Together we have created an intertwined presentation of our poetry that I think you will enjoy. I hope you can join us next Wednesday, March 31 at 7:00pm PDT. The zoom link is usually shared the morning of the event. To get your name on the list, please email Leopoldo Seguel at info@poetrybridge.net. Or, drop me a line at aw@arleenwilliams.com.

Friday, February 19, 2021

COVID & Creativity

This was my day: I woke at 6 am and dozed for another hour. The first upright hour, I wasted on my cell – email, news, social media. I watched a Roy Orbison and KD Lang duet, started a load of laundry, then decided I needed to hear more KD Lang. I spent another hour or two listening to music, researching Canadian songwriters - Leonardo Cohen, Gordon Lightfoot, Joni Mitchell, Neil Young, Jane Siberry, Sarah McLachlan, Leon Redbone (a rabbit hole of talent) – while reading about inspiration and creativity.
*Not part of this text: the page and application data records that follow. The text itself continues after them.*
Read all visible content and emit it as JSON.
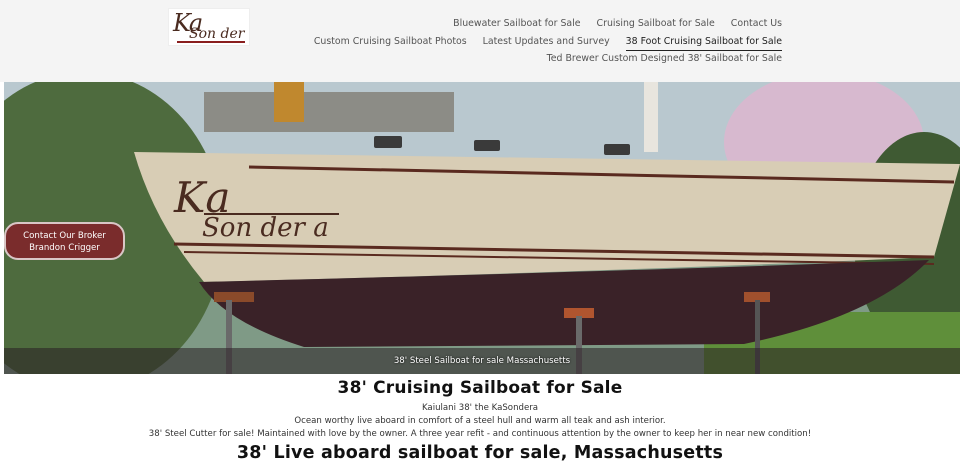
{
  "logo": {
    "text_top": "Ka",
    "text_bottom": "Son der a"
  },
  "nav": {
    "row1": [
      "Bluewater Sailboat for Sale",
      "Cruising Sailboat for Sale",
      "Contact Us"
    ],
    "row2": [
      "Custom Cruising Sailboat Photos",
      "Latest Updates and Survey",
      "38 Foot Cruising Sailboat for Sale"
    ],
    "row3": [
      "Ted Brewer Custom Designed 38' Sailboat for Sale"
    ],
    "active": "38 Foot Cruising Sailboat for Sale"
  },
  "hero": {
    "boat_name_top": "Ka",
    "boat_name_bottom": "Son der a",
    "caption": "38' Steel Sailboat for sale Massachusetts"
  },
  "broker_button": {
    "label": "Contact Our Broker Brandon Crigger"
  },
  "main": {
    "title": "38' Cruising Sailboat for Sale",
    "lines": [
      "Kaiulani 38' the KaSondera",
      "Ocean worthy live aboard in comfort of a steel hull and warm all teak and ash interior.",
      "38' Steel Cutter for sale! Maintained with love by the owner. A three year refit - and continuous attention by the owner to keep her in near new condition!"
    ],
    "subtitle": "38' Live aboard sailboat for sale, Massachusetts"
  },
  "colors": {
    "accent": "#7a2c2c",
    "hull_bottom": "#3a2228",
    "hull_top": "#d8cdb5"
  }
}
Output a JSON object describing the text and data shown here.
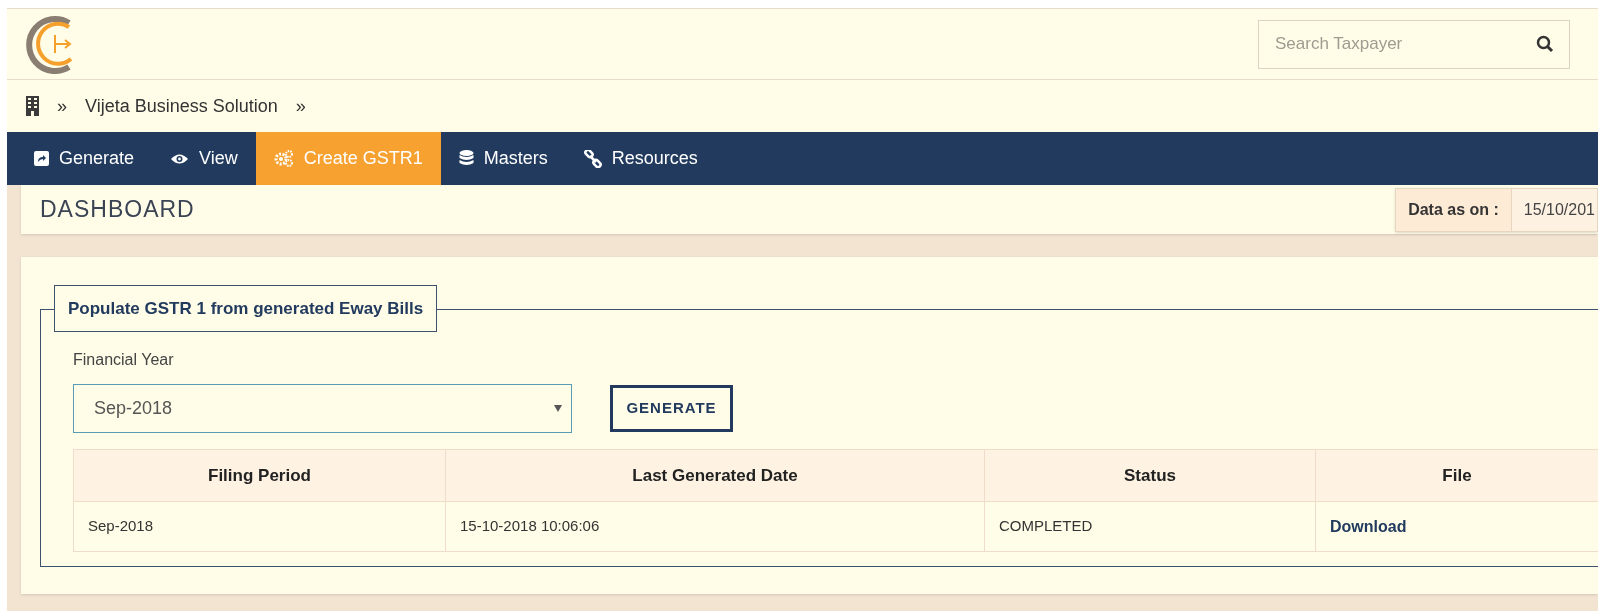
{
  "header": {
    "search": {
      "placeholder": "Search Taxpayer"
    }
  },
  "breadcrumb": {
    "items": [
      "»",
      "Vijeta Business Solution",
      "»"
    ]
  },
  "nav": [
    {
      "label": "Generate",
      "selected": false
    },
    {
      "label": "View",
      "selected": false
    },
    {
      "label": "Create GSTR1",
      "selected": true
    },
    {
      "label": "Masters",
      "selected": false
    },
    {
      "label": "Resources",
      "selected": false
    }
  ],
  "page_title": "DASHBOARD",
  "data_as_on": {
    "label": "Data as on :",
    "value": "15/10/201"
  },
  "panel": {
    "legend": "Populate GSTR 1 from generated Eway Bills",
    "field_label": "Financial Year",
    "select_value": "Sep-2018",
    "button": "GENERATE",
    "table": {
      "columns": [
        "Filing Period",
        "Last Generated Date",
        "Status",
        "File"
      ],
      "rows": [
        [
          "Sep-2018",
          "15-10-2018 10:06:06",
          "COMPLETED",
          "Download"
        ]
      ]
    }
  }
}
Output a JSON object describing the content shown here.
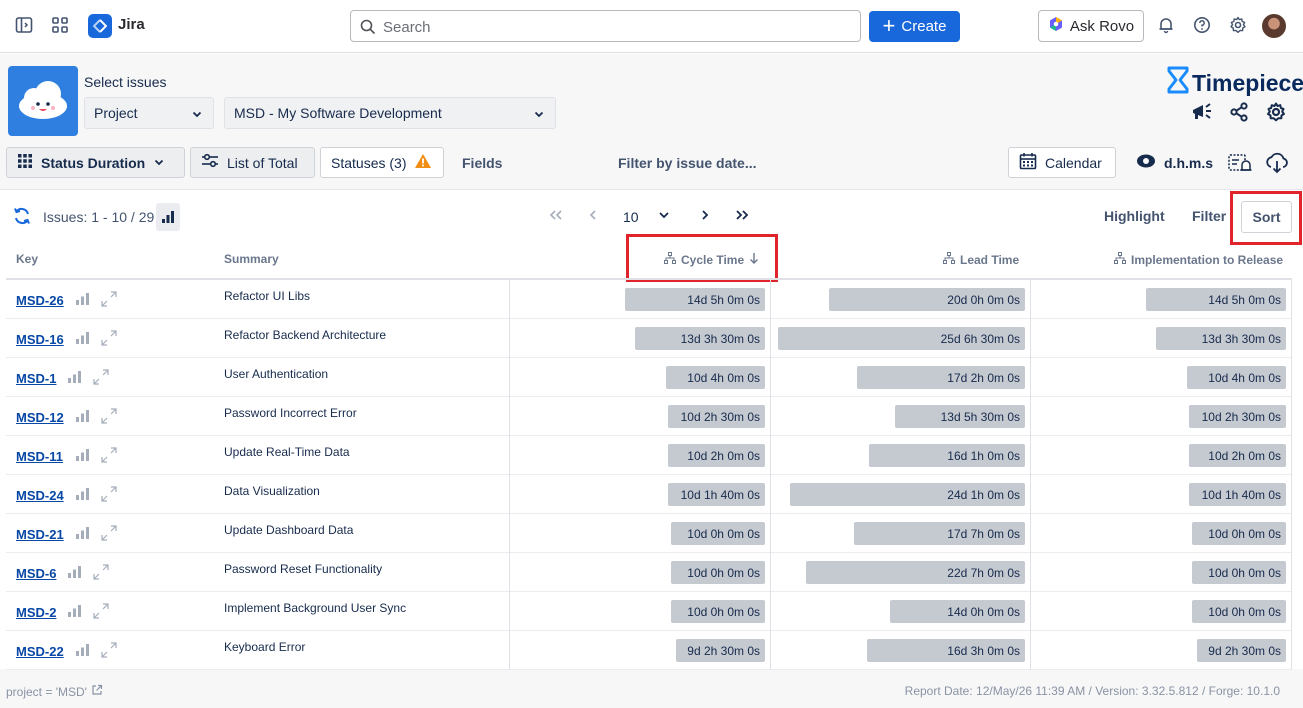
{
  "topbar": {
    "app_name": "Jira",
    "search_placeholder": "Search",
    "create_label": "Create",
    "ask_rovo_label": "Ask Rovo"
  },
  "app": {
    "select_issues_label": "Select issues",
    "project_dropdown": "Project",
    "project_value": "MSD - My Software Development",
    "brand": "Timepiece"
  },
  "toolbar": {
    "status_duration": "Status Duration",
    "list_of_total": "List of Total",
    "statuses": "Statuses (3)",
    "fields": "Fields",
    "filter_by_date": "Filter by issue date...",
    "calendar": "Calendar",
    "time_format": "d.h.m.s"
  },
  "pager": {
    "issues_count": "Issues: 1 - 10 / 29",
    "page_size": "10",
    "highlight": "Highlight",
    "filter": "Filter",
    "sort": "Sort"
  },
  "table": {
    "headers": {
      "key": "Key",
      "summary": "Summary",
      "cycle_time": "Cycle Time",
      "lead_time": "Lead Time",
      "impl_to_release": "Implementation to Release"
    },
    "rows": [
      {
        "key": "MSD-26",
        "summary": "Refactor UI Libs",
        "cycle": "14d 5h 0m 0s",
        "cycle_f": 0.55,
        "lead": "20d 0h 0m 0s",
        "lead_f": 0.77,
        "impl": "14d 5h 0m 0s",
        "impl_f": 0.55
      },
      {
        "key": "MSD-16",
        "summary": "Refactor Backend Architecture",
        "cycle": "13d 3h 30m 0s",
        "cycle_f": 0.51,
        "lead": "25d 6h 30m 0s",
        "lead_f": 0.97,
        "impl": "13d 3h 30m 0s",
        "impl_f": 0.51
      },
      {
        "key": "MSD-1",
        "summary": "User Authentication",
        "cycle": "10d 4h 0m 0s",
        "cycle_f": 0.39,
        "lead": "17d 2h 0m 0s",
        "lead_f": 0.66,
        "impl": "10d 4h 0m 0s",
        "impl_f": 0.39
      },
      {
        "key": "MSD-12",
        "summary": "Password Incorrect Error",
        "cycle": "10d 2h 30m 0s",
        "cycle_f": 0.38,
        "lead": "13d 5h 30m 0s",
        "lead_f": 0.51,
        "impl": "10d 2h 30m 0s",
        "impl_f": 0.38
      },
      {
        "key": "MSD-11",
        "summary": "Update Real-Time Data",
        "cycle": "10d 2h 0m 0s",
        "cycle_f": 0.38,
        "lead": "16d 1h 0m 0s",
        "lead_f": 0.61,
        "impl": "10d 2h 0m 0s",
        "impl_f": 0.38
      },
      {
        "key": "MSD-24",
        "summary": "Data Visualization",
        "cycle": "10d 1h 40m 0s",
        "cycle_f": 0.38,
        "lead": "24d 1h 0m 0s",
        "lead_f": 0.92,
        "impl": "10d 1h 40m 0s",
        "impl_f": 0.38
      },
      {
        "key": "MSD-21",
        "summary": "Update Dashboard Data",
        "cycle": "10d 0h 0m 0s",
        "cycle_f": 0.37,
        "lead": "17d 7h 0m 0s",
        "lead_f": 0.67,
        "impl": "10d 0h 0m 0s",
        "impl_f": 0.37
      },
      {
        "key": "MSD-6",
        "summary": "Password Reset Functionality",
        "cycle": "10d 0h 0m 0s",
        "cycle_f": 0.37,
        "lead": "22d 7h 0m 0s",
        "lead_f": 0.86,
        "impl": "10d 0h 0m 0s",
        "impl_f": 0.37
      },
      {
        "key": "MSD-2",
        "summary": "Implement Background User Sync",
        "cycle": "10d 0h 0m 0s",
        "cycle_f": 0.37,
        "lead": "14d 0h 0m 0s",
        "lead_f": 0.53,
        "impl": "10d 0h 0m 0s",
        "impl_f": 0.37
      },
      {
        "key": "MSD-22",
        "summary": "Keyboard Error",
        "cycle": "9d 2h 30m 0s",
        "cycle_f": 0.35,
        "lead": "16d 3h 0m 0s",
        "lead_f": 0.62,
        "impl": "9d 2h 30m 0s",
        "impl_f": 0.35
      }
    ]
  },
  "footer": {
    "jql": "project = 'MSD'",
    "report_info": "Report Date: 12/May/26 11:39 AM / Version: 3.32.5.812 / Forge: 10.1.0"
  },
  "colors": {
    "primary": "#1868db",
    "bar": "#c5c9d0",
    "highlight_box": "#e0242b",
    "warning": "#f18d13"
  }
}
The reading was inspired by this wonderful video clip my friend, Veronique Burke, shared of the work she’s created during this pandemic year. It got me wondering about how little I’ve been writing and the reasons for that change. Then I made chocolate chip banana bread, cleaned out the refrigerator and made a shopping list. If not for the falling rain, melting snow and slushy sidewalks, I might have walked to the store, or driven. Instead, I folded laundry before sitting down to finish Isabel Wilkerson’s masterpiece, The Warmth of Other Suns – The Epic Story of America’s Great Migration.

Finally, after numerous additional texts with sisters and friends, I sat and scribbled a draft of this post with Veronique’s video looping through my brain. Veronique’s creativity explodes in image, paper mache and mosaic. It’s clear that she had a blast expressing herself and decorating her world. I admire that, and I’m grateful to her for the reminder that self-expression can do wonders for the soul and that creativity doesn’t bloom on its own but grows through regular attention, a practice that’s easy to lose during these endless months of isolation.

How are you expressing your creativity these days?